| Exercise description |
In the material below, find every line containing the string "caspervanmook" and return it.

| Input records |
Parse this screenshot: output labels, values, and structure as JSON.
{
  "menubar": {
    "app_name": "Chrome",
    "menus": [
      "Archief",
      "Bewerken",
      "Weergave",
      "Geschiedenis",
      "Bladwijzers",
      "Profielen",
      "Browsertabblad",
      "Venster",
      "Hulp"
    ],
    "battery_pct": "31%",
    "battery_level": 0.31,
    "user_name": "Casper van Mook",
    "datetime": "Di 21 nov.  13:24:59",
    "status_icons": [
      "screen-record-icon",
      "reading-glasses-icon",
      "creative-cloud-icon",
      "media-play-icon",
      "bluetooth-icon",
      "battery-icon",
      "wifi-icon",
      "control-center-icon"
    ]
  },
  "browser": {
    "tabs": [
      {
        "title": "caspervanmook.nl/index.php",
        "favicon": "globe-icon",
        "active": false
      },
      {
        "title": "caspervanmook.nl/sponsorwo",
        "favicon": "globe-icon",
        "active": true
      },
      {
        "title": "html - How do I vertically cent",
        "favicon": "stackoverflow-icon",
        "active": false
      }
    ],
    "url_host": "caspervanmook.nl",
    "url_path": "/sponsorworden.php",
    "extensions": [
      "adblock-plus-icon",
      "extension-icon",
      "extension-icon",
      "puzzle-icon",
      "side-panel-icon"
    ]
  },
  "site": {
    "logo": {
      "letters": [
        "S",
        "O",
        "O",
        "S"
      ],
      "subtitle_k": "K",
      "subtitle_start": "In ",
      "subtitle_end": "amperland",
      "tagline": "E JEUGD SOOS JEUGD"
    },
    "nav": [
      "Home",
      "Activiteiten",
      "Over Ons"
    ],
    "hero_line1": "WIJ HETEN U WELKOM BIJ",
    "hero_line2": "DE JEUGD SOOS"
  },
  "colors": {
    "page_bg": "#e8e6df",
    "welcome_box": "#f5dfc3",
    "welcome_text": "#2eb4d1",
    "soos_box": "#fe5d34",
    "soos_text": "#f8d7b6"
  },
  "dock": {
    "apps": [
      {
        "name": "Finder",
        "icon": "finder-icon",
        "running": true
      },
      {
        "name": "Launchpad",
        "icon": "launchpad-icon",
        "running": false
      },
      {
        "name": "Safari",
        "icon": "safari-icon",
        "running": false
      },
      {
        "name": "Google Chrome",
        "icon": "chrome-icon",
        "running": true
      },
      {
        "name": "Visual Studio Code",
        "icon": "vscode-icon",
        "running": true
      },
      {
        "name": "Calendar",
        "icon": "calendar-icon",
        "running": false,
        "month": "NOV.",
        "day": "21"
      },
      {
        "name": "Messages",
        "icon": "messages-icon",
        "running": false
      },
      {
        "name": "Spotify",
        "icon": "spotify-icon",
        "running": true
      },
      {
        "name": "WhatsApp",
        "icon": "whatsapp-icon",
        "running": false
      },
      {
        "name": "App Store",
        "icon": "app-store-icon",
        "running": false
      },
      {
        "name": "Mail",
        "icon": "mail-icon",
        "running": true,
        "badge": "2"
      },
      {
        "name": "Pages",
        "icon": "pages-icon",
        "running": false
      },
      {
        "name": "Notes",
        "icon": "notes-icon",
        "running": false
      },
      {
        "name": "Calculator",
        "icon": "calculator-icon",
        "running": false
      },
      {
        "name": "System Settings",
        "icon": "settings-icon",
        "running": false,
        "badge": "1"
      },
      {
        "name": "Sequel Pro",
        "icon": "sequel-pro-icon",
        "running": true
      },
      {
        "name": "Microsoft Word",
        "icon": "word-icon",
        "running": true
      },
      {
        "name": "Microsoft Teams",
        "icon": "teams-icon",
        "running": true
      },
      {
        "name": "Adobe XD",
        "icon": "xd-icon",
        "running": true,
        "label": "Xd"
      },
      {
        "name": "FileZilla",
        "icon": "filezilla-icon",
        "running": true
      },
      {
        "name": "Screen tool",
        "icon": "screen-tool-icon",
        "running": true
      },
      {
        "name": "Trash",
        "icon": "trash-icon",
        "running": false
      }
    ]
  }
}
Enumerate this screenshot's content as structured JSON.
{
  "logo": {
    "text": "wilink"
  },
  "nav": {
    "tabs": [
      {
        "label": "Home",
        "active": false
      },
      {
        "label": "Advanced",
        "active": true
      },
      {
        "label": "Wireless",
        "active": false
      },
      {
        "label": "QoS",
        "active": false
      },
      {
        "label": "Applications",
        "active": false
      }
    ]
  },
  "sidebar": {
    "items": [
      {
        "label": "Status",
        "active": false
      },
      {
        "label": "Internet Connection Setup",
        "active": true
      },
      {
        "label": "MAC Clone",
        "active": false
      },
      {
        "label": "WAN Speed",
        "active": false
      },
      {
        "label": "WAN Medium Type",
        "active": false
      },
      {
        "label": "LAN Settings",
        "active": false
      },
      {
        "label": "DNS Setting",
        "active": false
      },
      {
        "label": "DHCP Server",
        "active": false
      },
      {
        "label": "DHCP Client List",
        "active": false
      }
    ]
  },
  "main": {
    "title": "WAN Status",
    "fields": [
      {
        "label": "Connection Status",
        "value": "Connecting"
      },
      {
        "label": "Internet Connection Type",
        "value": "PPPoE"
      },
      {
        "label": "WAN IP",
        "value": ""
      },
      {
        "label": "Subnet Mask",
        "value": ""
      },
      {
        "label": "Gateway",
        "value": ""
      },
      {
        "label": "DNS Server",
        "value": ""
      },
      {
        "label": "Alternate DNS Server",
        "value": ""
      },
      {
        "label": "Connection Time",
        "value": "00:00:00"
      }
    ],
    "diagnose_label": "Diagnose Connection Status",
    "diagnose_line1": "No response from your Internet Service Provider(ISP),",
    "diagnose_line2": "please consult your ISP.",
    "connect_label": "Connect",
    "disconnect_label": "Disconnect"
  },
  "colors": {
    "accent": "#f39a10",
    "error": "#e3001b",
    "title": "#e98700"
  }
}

| Output for this exercise |
        "title": "caspervanmook.nl/index.php",
        "title": "caspervanmook.nl/sponsorwo",
    "url_host": "caspervanmook.nl",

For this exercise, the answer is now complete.